- **TASK ITEM**: Below are some records. Pull every line that contains the word "Black".

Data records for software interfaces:
=====

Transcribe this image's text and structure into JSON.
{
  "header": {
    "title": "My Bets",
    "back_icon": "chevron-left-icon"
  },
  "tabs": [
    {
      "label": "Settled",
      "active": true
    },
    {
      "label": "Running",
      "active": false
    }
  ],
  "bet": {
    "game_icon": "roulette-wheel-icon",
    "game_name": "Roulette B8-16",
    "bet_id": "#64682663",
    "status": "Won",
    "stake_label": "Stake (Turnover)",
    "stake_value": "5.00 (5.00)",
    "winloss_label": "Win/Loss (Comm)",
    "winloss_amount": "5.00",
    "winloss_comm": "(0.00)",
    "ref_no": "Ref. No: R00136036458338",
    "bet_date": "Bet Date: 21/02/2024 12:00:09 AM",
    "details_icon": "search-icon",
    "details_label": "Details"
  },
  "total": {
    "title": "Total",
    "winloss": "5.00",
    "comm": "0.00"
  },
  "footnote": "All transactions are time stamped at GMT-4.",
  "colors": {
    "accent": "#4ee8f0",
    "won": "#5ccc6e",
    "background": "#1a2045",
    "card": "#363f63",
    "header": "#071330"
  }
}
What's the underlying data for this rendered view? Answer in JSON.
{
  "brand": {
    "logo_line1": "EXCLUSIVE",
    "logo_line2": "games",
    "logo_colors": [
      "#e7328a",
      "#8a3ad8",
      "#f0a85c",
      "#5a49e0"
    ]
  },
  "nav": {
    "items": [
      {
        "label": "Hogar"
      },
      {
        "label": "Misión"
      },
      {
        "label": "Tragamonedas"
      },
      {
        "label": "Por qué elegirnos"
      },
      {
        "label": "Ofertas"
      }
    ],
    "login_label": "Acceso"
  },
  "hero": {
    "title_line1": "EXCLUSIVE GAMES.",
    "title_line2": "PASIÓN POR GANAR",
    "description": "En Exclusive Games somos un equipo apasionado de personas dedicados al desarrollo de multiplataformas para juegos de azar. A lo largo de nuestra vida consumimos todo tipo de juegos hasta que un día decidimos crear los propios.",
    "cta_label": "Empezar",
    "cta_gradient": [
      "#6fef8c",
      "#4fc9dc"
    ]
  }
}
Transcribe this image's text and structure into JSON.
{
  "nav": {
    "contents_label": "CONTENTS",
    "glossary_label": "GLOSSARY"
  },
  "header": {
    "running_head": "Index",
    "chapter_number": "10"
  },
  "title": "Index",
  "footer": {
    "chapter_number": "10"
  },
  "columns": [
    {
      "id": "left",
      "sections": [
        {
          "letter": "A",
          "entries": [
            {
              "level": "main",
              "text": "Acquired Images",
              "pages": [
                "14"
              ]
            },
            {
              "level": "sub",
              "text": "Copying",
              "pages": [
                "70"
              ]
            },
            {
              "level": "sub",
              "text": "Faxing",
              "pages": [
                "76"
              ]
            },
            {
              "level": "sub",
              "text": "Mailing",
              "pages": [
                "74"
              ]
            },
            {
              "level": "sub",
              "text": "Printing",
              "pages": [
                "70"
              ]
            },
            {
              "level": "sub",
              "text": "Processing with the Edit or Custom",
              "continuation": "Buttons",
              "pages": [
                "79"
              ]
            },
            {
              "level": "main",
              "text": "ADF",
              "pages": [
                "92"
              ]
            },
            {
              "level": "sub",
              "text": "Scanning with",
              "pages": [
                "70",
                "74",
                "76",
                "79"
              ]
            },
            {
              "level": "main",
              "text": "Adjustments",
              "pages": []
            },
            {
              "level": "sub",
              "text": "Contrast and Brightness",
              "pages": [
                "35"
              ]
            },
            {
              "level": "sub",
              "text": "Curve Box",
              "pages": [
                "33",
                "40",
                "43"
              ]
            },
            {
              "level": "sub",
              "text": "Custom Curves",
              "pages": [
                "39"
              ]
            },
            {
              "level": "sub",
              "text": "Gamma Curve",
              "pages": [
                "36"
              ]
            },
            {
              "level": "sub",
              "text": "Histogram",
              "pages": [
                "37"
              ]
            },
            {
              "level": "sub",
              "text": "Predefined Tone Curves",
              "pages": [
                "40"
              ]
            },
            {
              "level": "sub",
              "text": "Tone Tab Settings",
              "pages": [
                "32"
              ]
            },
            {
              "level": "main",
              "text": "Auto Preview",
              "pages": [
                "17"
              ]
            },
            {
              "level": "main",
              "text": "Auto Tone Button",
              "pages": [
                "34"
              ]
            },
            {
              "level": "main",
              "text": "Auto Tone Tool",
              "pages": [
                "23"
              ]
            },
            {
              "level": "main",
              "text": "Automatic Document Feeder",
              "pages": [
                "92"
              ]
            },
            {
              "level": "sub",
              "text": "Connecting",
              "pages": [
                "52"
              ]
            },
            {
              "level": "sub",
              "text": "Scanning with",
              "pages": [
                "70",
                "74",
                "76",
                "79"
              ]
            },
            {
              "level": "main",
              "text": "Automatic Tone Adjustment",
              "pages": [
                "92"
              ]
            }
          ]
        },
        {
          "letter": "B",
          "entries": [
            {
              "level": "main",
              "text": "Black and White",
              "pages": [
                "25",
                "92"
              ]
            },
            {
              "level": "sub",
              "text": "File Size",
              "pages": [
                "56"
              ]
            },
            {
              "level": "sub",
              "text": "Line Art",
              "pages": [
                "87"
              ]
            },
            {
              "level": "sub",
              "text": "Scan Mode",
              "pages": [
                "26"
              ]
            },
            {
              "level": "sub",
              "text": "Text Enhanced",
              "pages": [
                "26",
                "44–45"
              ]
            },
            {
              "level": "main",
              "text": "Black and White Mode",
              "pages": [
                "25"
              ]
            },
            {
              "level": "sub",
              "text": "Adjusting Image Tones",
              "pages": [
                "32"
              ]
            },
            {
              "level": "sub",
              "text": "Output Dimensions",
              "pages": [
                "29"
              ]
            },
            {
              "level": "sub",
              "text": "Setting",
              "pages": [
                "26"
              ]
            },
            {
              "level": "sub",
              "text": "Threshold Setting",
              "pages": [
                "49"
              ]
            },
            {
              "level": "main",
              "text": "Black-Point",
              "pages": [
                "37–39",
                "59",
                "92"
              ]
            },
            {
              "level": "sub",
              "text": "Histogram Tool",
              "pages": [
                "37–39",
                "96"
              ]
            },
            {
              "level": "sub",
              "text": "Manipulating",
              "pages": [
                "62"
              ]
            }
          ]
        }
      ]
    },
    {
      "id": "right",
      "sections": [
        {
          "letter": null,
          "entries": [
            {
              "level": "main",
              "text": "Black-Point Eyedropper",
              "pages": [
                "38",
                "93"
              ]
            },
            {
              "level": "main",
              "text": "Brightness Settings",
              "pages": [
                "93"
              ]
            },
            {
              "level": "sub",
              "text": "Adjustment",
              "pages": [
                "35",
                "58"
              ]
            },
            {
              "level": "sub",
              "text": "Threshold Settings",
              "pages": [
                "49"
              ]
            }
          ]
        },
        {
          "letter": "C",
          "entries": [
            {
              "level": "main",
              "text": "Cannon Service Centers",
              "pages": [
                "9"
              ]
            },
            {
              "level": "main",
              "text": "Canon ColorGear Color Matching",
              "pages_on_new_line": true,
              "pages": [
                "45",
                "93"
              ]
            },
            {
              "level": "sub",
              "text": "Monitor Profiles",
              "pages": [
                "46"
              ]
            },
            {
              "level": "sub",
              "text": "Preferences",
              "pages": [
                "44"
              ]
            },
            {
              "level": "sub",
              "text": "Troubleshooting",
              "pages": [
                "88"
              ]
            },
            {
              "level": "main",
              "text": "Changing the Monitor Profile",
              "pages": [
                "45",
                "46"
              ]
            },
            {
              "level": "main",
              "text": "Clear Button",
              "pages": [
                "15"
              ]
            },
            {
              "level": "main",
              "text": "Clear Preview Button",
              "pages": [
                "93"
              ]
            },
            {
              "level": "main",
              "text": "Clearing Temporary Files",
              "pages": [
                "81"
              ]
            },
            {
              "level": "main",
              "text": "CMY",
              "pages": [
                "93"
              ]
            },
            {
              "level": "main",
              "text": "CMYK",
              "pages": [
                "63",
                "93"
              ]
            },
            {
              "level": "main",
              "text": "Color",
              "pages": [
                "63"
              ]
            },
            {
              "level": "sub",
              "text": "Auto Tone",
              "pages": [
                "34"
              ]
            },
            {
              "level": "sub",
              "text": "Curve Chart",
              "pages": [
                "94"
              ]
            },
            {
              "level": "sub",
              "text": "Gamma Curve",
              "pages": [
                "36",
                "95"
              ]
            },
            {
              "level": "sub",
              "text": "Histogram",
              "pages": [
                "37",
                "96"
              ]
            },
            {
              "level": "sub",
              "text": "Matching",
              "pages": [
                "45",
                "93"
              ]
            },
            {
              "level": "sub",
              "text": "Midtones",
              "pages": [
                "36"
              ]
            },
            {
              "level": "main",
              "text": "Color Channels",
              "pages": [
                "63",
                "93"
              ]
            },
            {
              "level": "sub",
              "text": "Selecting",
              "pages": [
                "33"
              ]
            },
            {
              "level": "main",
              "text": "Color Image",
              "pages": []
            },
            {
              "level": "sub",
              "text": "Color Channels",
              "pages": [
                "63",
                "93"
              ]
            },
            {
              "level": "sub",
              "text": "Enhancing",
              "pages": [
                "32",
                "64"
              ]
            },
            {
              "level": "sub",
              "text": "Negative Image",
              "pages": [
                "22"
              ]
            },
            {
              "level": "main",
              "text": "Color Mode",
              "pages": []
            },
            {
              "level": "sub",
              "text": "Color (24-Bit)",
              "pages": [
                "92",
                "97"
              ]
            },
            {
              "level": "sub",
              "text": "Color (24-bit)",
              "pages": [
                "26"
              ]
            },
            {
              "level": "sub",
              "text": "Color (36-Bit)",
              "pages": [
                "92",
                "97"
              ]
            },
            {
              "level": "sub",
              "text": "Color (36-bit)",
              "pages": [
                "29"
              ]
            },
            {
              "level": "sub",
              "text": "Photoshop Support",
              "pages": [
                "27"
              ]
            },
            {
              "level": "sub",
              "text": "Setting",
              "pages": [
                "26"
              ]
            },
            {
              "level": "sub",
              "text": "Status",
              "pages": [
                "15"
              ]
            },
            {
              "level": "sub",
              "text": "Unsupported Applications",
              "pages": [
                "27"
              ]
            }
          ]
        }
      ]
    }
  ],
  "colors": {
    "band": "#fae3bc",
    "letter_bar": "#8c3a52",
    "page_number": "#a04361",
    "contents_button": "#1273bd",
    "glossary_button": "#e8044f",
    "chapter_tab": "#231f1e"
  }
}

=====

- **SOLUTION TO THE PROBLEM**:
              "text": "Black and White",
              "text": "Black and White Mode",
              "text": "Black-Point",
              "text": "Black-Point Eyedropper",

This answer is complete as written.